__Exercise data__
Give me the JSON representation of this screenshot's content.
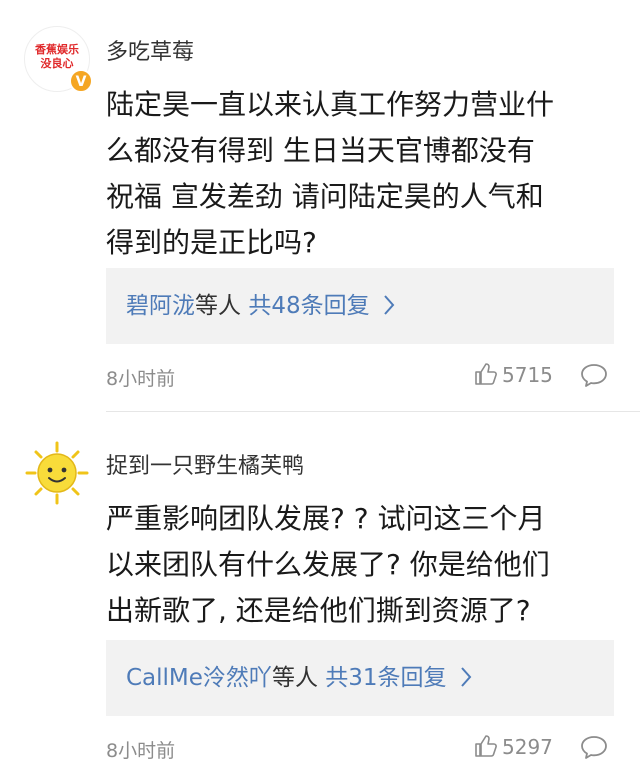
{
  "comments": [
    {
      "avatar_text": "香蕉娱乐\n没良心",
      "verified_badge": "V",
      "username": "多吃草莓",
      "body": "陆定昊一直以来认真工作努力营业什\n么都没有得到 生日当天官博都没有\n祝福 宣发差劲 请问陆定昊的人气和\n得到的是正比吗?",
      "reply_user": "碧阿泷",
      "reply_mid": "等人 ",
      "reply_count": "共48条回复",
      "time": "8小时前",
      "likes": "5715"
    },
    {
      "avatar_icon": "sun-icon",
      "username": "捉到一只野生橘芙鸭",
      "body": "严重影响团队发展? ? 试问这三个月\n以来团队有什么发展了? 你是给他们\n出新歌了, 还是给他们撕到资源了?",
      "reply_user": "CallMe泠然吖",
      "reply_mid": "等人 ",
      "reply_count": "共31条回复",
      "time": "8小时前",
      "likes": "5297"
    }
  ],
  "colors": {
    "link": "#4e7bb8",
    "muted": "#8c8c8c",
    "reply_bg": "#f2f2f2",
    "badge": "#f5a623",
    "avatar_text": "#e0292b"
  },
  "icons": [
    "thumbs-up-icon",
    "comment-bubble-icon",
    "chevron-right-icon"
  ]
}
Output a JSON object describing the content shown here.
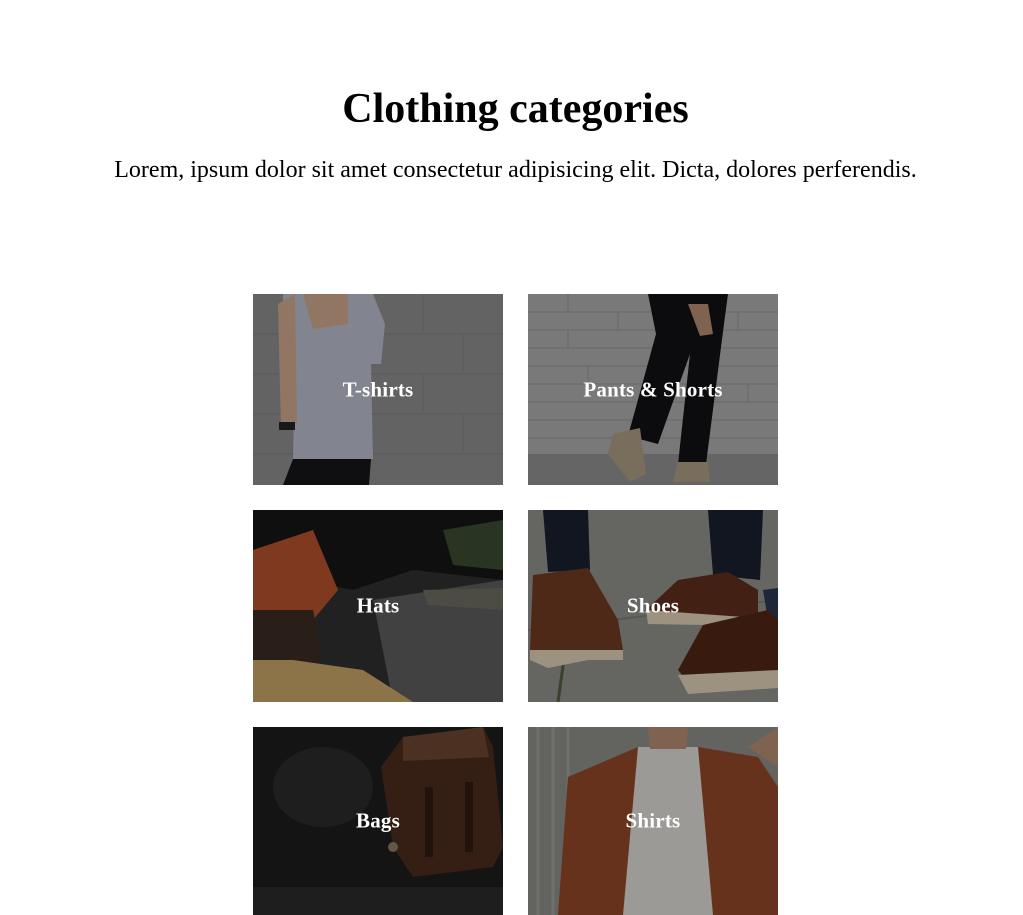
{
  "header": {
    "title": "Clothing categories",
    "subtitle": "Lorem, ipsum dolor sit amet consectetur adipisicing elit. Dicta, dolores perferendis."
  },
  "categories": [
    {
      "label": "T-shirts",
      "image": "man-in-grey-tshirt-photo"
    },
    {
      "label": "Pants & Shorts",
      "image": "black-pants-brick-wall-photo"
    },
    {
      "label": "Hats",
      "image": "man-in-red-beanie-photo"
    },
    {
      "label": "Shoes",
      "image": "brown-leather-boots-photo"
    },
    {
      "label": "Bags",
      "image": "leather-backpack-photo"
    },
    {
      "label": "Shirts",
      "image": "rust-button-shirt-photo"
    }
  ]
}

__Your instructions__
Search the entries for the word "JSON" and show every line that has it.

__Written response__
Give me the JSON representation of this screenshot's content.
Output a JSON object describing the content shown here.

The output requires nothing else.